■ GIVEN RECORDS:
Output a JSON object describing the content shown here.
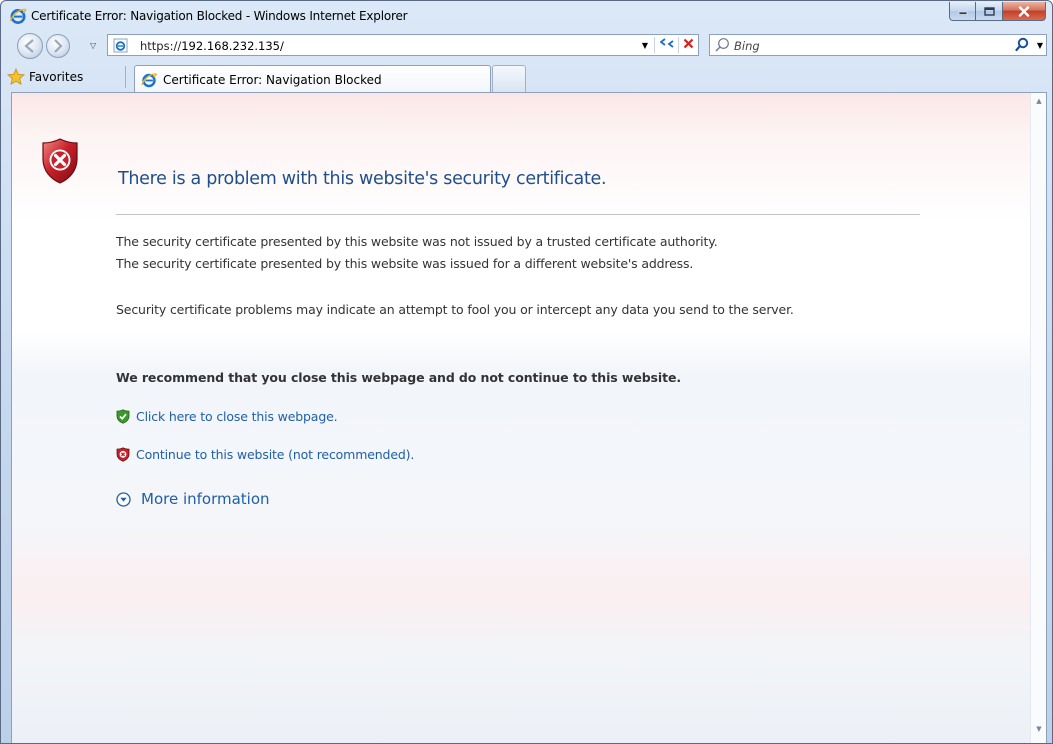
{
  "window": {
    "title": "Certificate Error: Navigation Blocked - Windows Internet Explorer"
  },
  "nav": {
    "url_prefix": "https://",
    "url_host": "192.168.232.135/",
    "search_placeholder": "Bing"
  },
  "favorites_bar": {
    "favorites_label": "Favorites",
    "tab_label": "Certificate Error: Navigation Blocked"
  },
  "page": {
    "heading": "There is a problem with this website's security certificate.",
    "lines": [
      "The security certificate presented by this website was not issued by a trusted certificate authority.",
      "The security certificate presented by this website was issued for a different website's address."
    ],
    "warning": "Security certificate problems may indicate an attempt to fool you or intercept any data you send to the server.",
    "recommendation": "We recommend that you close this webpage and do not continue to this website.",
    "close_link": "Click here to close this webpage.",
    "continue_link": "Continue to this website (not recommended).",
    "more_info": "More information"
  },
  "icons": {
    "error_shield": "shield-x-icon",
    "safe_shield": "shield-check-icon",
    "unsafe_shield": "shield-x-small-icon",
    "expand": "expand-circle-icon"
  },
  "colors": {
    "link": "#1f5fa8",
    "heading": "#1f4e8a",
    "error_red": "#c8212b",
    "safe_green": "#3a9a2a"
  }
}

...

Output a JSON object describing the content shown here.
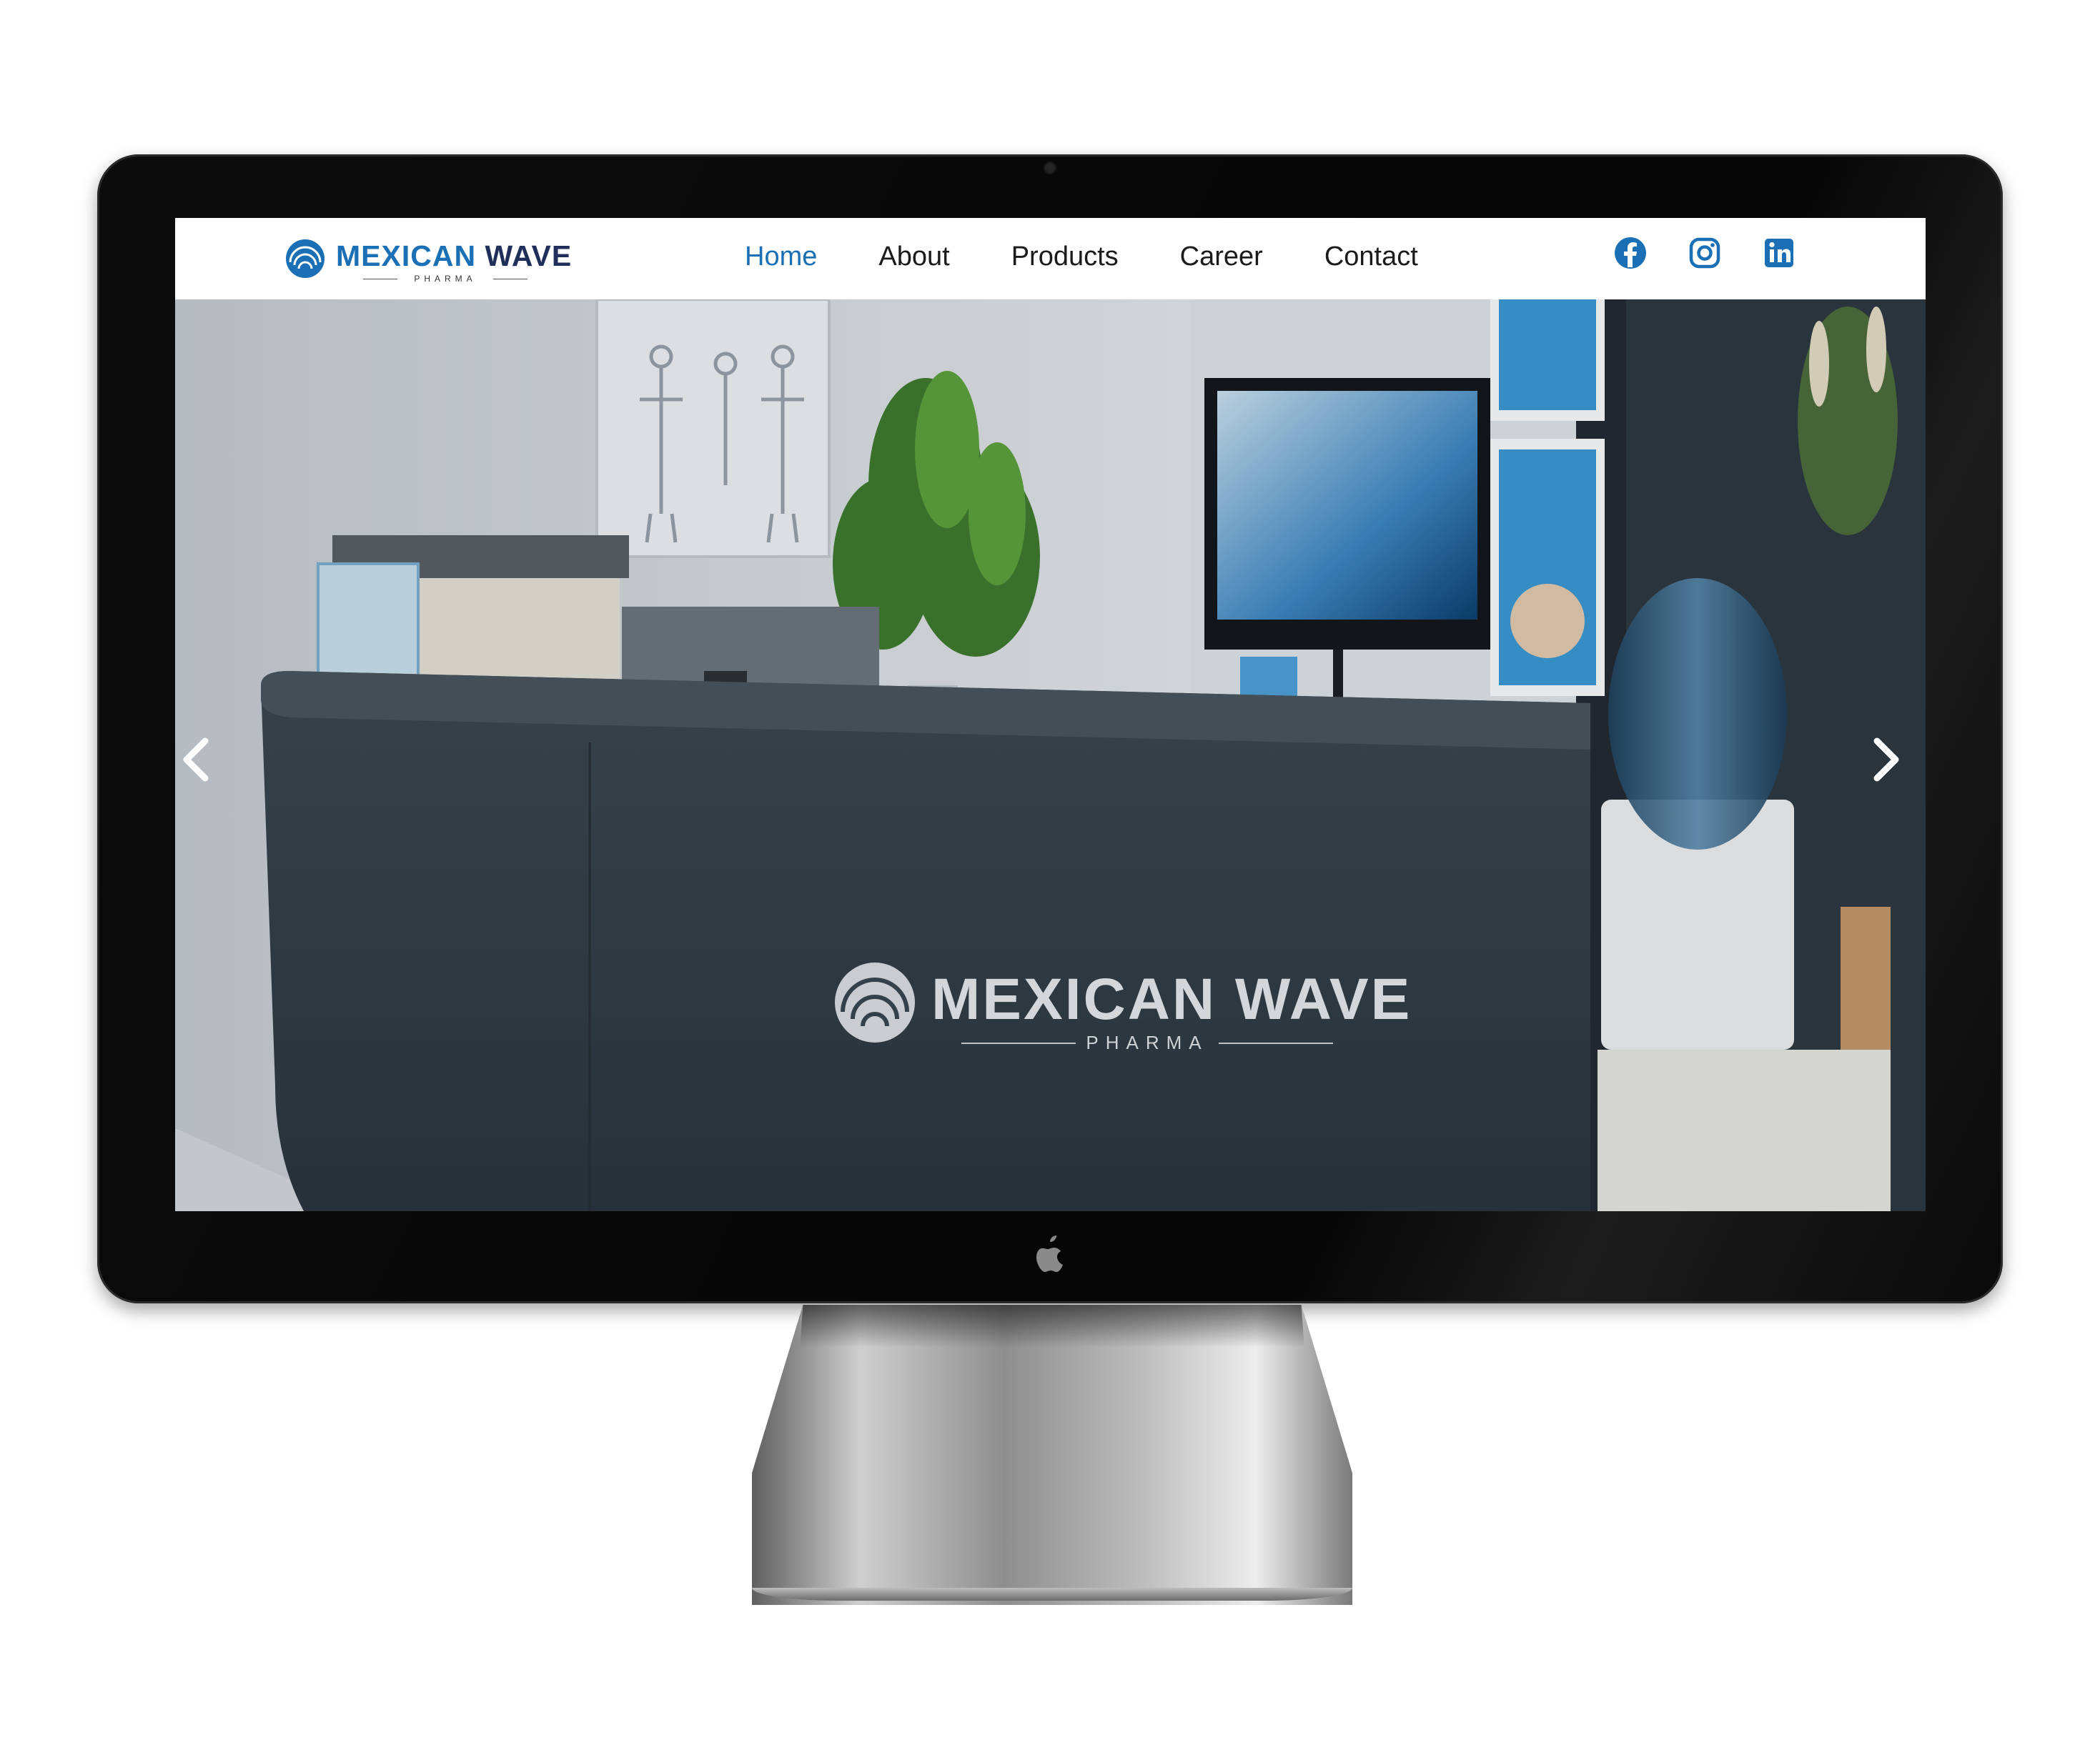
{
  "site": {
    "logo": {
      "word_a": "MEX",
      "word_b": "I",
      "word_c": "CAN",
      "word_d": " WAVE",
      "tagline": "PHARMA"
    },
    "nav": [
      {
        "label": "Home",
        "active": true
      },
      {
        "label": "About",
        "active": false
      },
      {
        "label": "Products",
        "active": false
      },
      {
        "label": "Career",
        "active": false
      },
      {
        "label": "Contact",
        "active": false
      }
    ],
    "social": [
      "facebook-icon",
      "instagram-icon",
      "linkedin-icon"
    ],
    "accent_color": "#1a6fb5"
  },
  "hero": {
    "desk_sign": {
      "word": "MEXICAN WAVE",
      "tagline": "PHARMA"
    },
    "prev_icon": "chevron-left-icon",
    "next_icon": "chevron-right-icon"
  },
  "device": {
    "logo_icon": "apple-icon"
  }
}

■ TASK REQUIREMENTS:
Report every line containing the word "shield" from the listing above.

■ EXERCISE RESPONSE:
    "error_shield": "shield-x-icon",
    "safe_shield": "shield-check-icon",
    "unsafe_shield": "shield-x-small-icon",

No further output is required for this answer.